The Extraordinary Leadership Trait (That We All Have In Us)

Photo credit: Charles Forerunner

If you’re reading this, you have an extraordinary leadership trait.

Curiosity.

The very engine that keeps you reading to find out more can be a tremendous asset for a leader—even if you don’t consider yourself one.

Here’s why curiosity is such a powerful trait.

Curiosity inhibits defensiveness and ego.

Through negotiating more than $500 million in contracts and building lasting relationships, I learned this unique power of curiosity. When the other side expresses resistance or hostility, and you respond with curiosity and openness, you move away from personalities and toward understanding the problem. (There’s more about this in my book, A Winner’s Guide to Negotiating: How Conversation Gets Deals Done.) So the next time you feel the urge to react with defensiveness, make the conscious shift to curiosity. You’ll be amazed how the lines of communication are strengthened.

Curiosity triggers better brain chemistry.

A study published in the October 2014 issue of the journal Neuron suggests that the brain’s chemistry changes when we become curious, helping us better learn and retain information. (Learn more from this NPR segment.) When we are curious, our brain releases dopamine, which is a reward also associated with receiving money or candy. Curiosity also triggers a brain circuit where memories are made.

Curiosity broadens perspective, and a broad creative intelligence reveals more solutions.

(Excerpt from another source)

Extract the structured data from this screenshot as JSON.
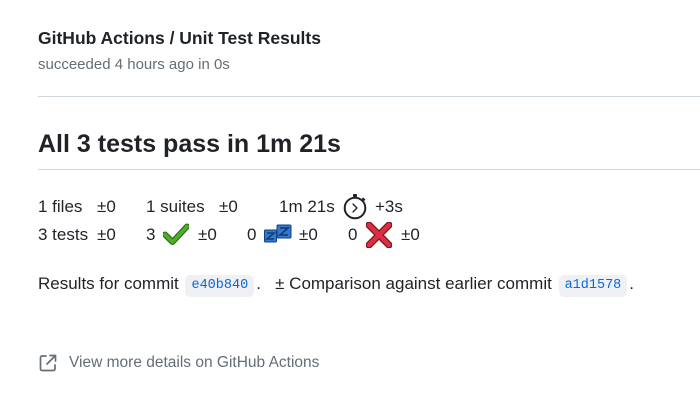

Curiosity drives creativity and harnesses the power of multiple ideas and solutions. This starts with your curiosity as a leader, as a role model for your team. Creative leaders, as defined by a recent column in Fast Company, “are ordinary people who decide at one point or another to do extraordinary things. That doesn’t just take courage, it demands creativity, the kind you need to actively nurture and practice… To become a leader, you need to develop similar qualities to an artist—to tap into your creative intelligence in order to keep ahead of the crowd, stay nimble, and inspire those around you to push themselves, too.” By modeling curiosity as a leader, you’ll be able to help shape a collaborative, creative, solutions-oriented culture.

Curiosity encourages a culture of feedback and engagement.

Within this positive environment, growth is fostered. As author Brene Brown (“Rising Strong”) points out, “The most transformative and resilient leaders … have three things in common: First, they recognize the central role that relationships and story play in culture and strategy, and they stay curious about their own emotions, thoughts, and behaviors. Second, they understand and stay curious about how emotions, thoughts, and behaviors are connected in the people they lead, and how those factors affect relationships and perception. And, third, they have the ability and willingness to lean in to discomfort and vulnerability.” Becoming a more curious leader fosters the connection that is key to business success.

In my decades of negotiating with and learning from leaders in professional sports, curiosity returns again and again as a critical building block for respect and relationships. Curiosity challenges our conventional wisdom and points us to more and better solutions.

Your Game Changer Takeaway

Curiosity-based leadership can transform your personal development and those you manage, and push away barriers to unique perspectives and solutions. Curiosity is a magnet for valuable new information and a battering ram for self-imposed limits.

My two most powerful words for sharpening curiosity as a leader: “What if?”

How has curiosity made you a more effective leader? I’d love to hear about your experience.

Molly Fletcher helps inspire and equip game changers to dream, live and grow fearlessly. A keynote speaker and author, Molly draws on her decades of experiences working with elite athletes and coaches as a sports agent, and applies them to the business world. Sign up here to receive our monthly newsletter.